The Priest did not participate in handing out the Eucharist today, but left the duties to two EMHC. Is this a liturgical abuse?
No. We have an elderly priest who cannot stand for long periods without something to steady himself (like the ambo or altar.) When it comes to distributing communion an EMHC takes his place.
The only alternative would be to have him sit during the distribution of communion.
Perhaps he was not feeling well and did not want to spread germs to the rest of the Assembly.
There could have been a good reason. One of our priests needs the assist of a cane to stand so he abstains from distributing communion to avoid accidentally profaning the Eucharist should he fall.
It would depend on WHY?
Our previous bishop never distributed communion because of health issues, and he’s not very old. There could be a very good reason for a celebrant not to distribute communion that you may never know. Give the priest the benefit of the doubt.
2004’s Redemptionis Sacramentum 157 says: “If there is usually present a sufficient number of sacred ministers for the distribution of Holy Communion, extraordinary ministers of Holy Communion may not be appointed. Indeed, in such circumstances, those who may have already been appointed to this ministry should not exercise it. The practice of those Priests is reprobated who, even though present at the celebration, abstain from distributing Communion and hand this function over to laypersons.”
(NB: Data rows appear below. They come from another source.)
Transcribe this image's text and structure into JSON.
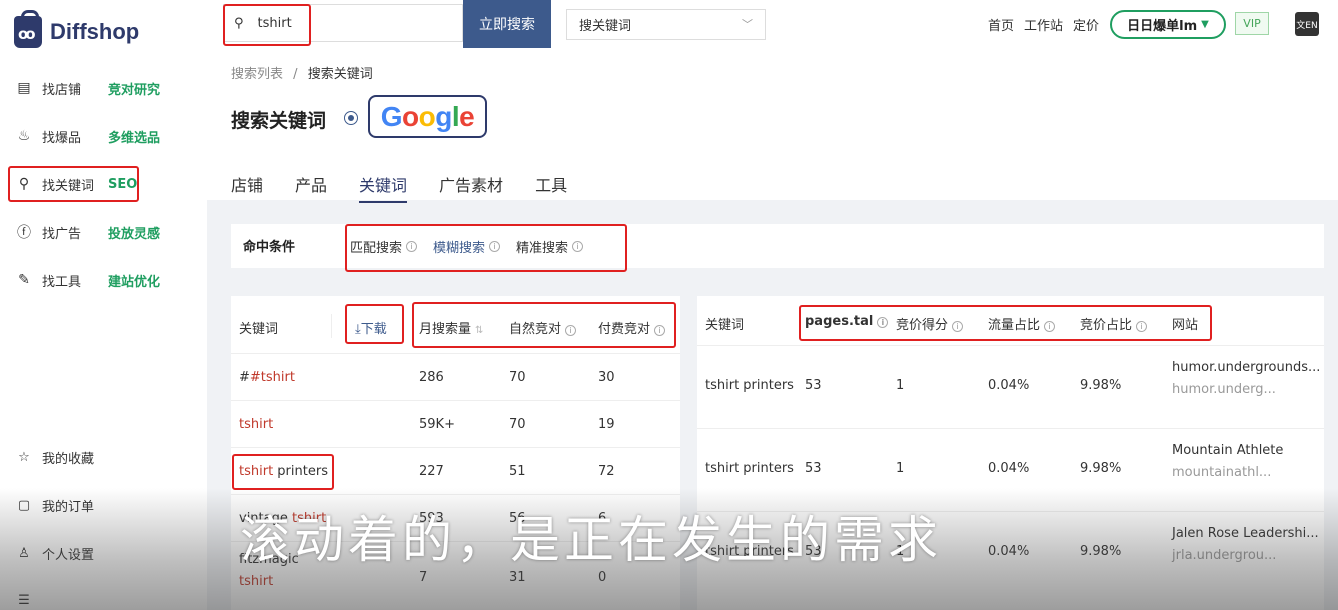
{
  "brand": {
    "name": "Diffshop"
  },
  "sidebar": {
    "items": [
      {
        "label": "找店铺",
        "tag": "竞对研究",
        "icon": "store-icon"
      },
      {
        "label": "找爆品",
        "tag": "多维选品",
        "icon": "fire-icon"
      },
      {
        "label": "找关键词",
        "tag": "SEO",
        "icon": "search-icon"
      },
      {
        "label": "找广告",
        "tag": "投放灵感",
        "icon": "facebook-icon"
      },
      {
        "label": "找工具",
        "tag": "建站优化",
        "icon": "wrench-icon"
      }
    ],
    "bottom": [
      {
        "label": "我的收藏",
        "icon": "star-icon"
      },
      {
        "label": "我的订单",
        "icon": "bag-icon"
      },
      {
        "label": "个人设置",
        "icon": "user-icon"
      }
    ]
  },
  "topbar": {
    "search_value": "tshirt",
    "search_button": "立即搜索",
    "select_value": "搜关键词",
    "links": [
      "首页",
      "工作站",
      "定价"
    ],
    "daily": "日日爆单lm",
    "vip": "VIP",
    "lang_icon": "文EN"
  },
  "page": {
    "breadcrumb": [
      "搜索列表",
      "搜索关键词"
    ],
    "title": "搜索关键词",
    "engine": "Google",
    "tabs": [
      "店铺",
      "产品",
      "关键词",
      "广告素材",
      "工具"
    ]
  },
  "filter": {
    "label": "命中条件",
    "options": [
      "匹配搜索",
      "模糊搜索",
      "精准搜索"
    ]
  },
  "left_table": {
    "headers": {
      "keyword": "关键词",
      "download": "下载",
      "volume": "月搜索量",
      "organic": "自然竞对",
      "paid": "付费竞对"
    },
    "rows": [
      {
        "kw_a": "#tshirt",
        "kw_b": "",
        "volume": "286",
        "organic": "70",
        "paid": "30"
      },
      {
        "kw_a": "tshirt",
        "kw_b": "",
        "volume": "59K+",
        "organic": "70",
        "paid": "19"
      },
      {
        "kw_a": "tshirt",
        "kw_b": " printers",
        "volume": "227",
        "organic": "51",
        "paid": "72"
      },
      {
        "kw_a": "vintage ",
        "kw_b": "tshirt",
        "volume": "593",
        "organic": "56",
        "paid": "6"
      },
      {
        "kw_a": "fitzmagic",
        "kw_b": "tshirt",
        "volume": "7",
        "organic": "31",
        "paid": "0"
      }
    ]
  },
  "right_table": {
    "headers": {
      "keyword": "关键词",
      "pages": "pages.tal",
      "bid_score": "竞价得分",
      "traffic": "流量占比",
      "bid_share": "竞价占比",
      "site": "网站"
    },
    "rows": [
      {
        "keyword": "tshirt printers",
        "pages": "53",
        "bid_score": "1",
        "traffic": "0.04%",
        "bid_share": "9.98%",
        "site_title": "humor.undergrounds...",
        "site_url": "humor.underg..."
      },
      {
        "keyword": "tshirt printers",
        "pages": "53",
        "bid_score": "1",
        "traffic": "0.04%",
        "bid_share": "9.98%",
        "site_title": "Mountain Athlete",
        "site_url": "mountainathl..."
      },
      {
        "keyword": "tshirt printers",
        "pages": "53",
        "bid_score": "1",
        "traffic": "0.04%",
        "bid_share": "9.98%",
        "site_title": "Jalen Rose Leadershi...",
        "site_url": "jrla.undergrou..."
      }
    ]
  },
  "subtitle": "滚动着的，是正在发生的需求",
  "colors": {
    "accent": "#2e3a6b",
    "green": "#1f9e60",
    "highlight": "#e02020",
    "keyword_red": "#c0392b"
  }
}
Unless the priest had a good and sufficient reason for not distributing Holy Communion, he was engaging in a reprobated practice and displaying a reprehensible attitude, according to John Paul II in 1980: “Accordingly, a reprehensible attitude is shown by those priests who, though present at the celebration, refrain from distributing Communion and leave the task to the laity.” (Inaestimabile Donum 10)
What did he say when you asked him?
Was this a one time thing or a regular thing?
If its a one time thing then I’d say its pretty safe to assume either he was ill or physically hurt.
If its a regular thing then you might want to politely ask if he’s ok.
That is a very good point that few seem to ever think about.
This is the first time I attended Mass at this Church as I was out of town.
The priest seemed capable and healthy enough to distribute Communion. He appeared in his mid 50’s and did not walk with a cane.
The Mass was lightly attended, so Communion took less than 5 minutes to distribute.
As the Communion was being distributed, the Celebrant was sitting down. Just thought it was odd.
Not all disabilities are obvious. As I said before, give him the benefit of te doubt.
Early stages of Parkinson’s. e.g…
Also carpal tunnel.
Certain meds cause numbing of the hands.
HIV + or Hepatitis.
Circulatory disorders. Raynauds. A broken wrist that is not quite healed yet.
I’m beginning to think that Catholic churches shouldn’t allow visitors at Mass unless they sign a pledge that they will not make judgements about the priests, the EMHCs, the musicians, the congregation, the ushers, the greeters, the altar servers, etc.
For the last few months, a priest has been saying Mass at our parish (while we’ve been waiting for our new parochial vicar to be assigned). This priest suffers from a neuromuscular disorder, caused by a car accident several years ago, and he doesn’t do a lot of things. Last week, one of our deacons stepped forward to assist him with Holy Communion. The deacon was not dressed in his vestments, and anyone visiting might have been shocked wondering why this mere man was taking Hosts out of the Tabernacle, distributing Hosts to the EMHCs, taking care of the Body of Christ after the Communion, etc. It’s too bad he wasn’t wearing his deacon clothes, or a big sign that said, “I have the privilege of taking care of these duties because I am an ordained deacon.” I was thankful he was there to help this priest, who, BTW, is an inspiration to everyone with his cheerfulness and courage.
Just sit on it.
So, should we give the priest the benefit of the doubt or not?
Unless you know for a fact that there was not “a good and sufficient reason**” **for him not to distribute communion, yes.
The priest at our Sunday evening Mass did not serve…He seems in poor health and does sit behind the altar for most of the service. He does use a cane and can be unstable of gait at times…
Is this something I need to know? Can’t I just be OK with it, operating under the belief that my priest knows his situation best?
That’s my point, I guess I’m not putting it clearly. I know there are lots of liturgical abuses around and we should be vigilant. But I think we sometimes are too ready to jump on something and presume the worst instead of the better. When the OP saw that the priest wasn’t distributing communion his (her?) first thought was not “is he in poor health” but “is he doing something wrong”. Even if he was a regular parishoner and not a visitor he could still have a charitable attitude and presume that the priest was doing what he should be doing, given circumstances that only he and his doctor and/or confessor know for sure.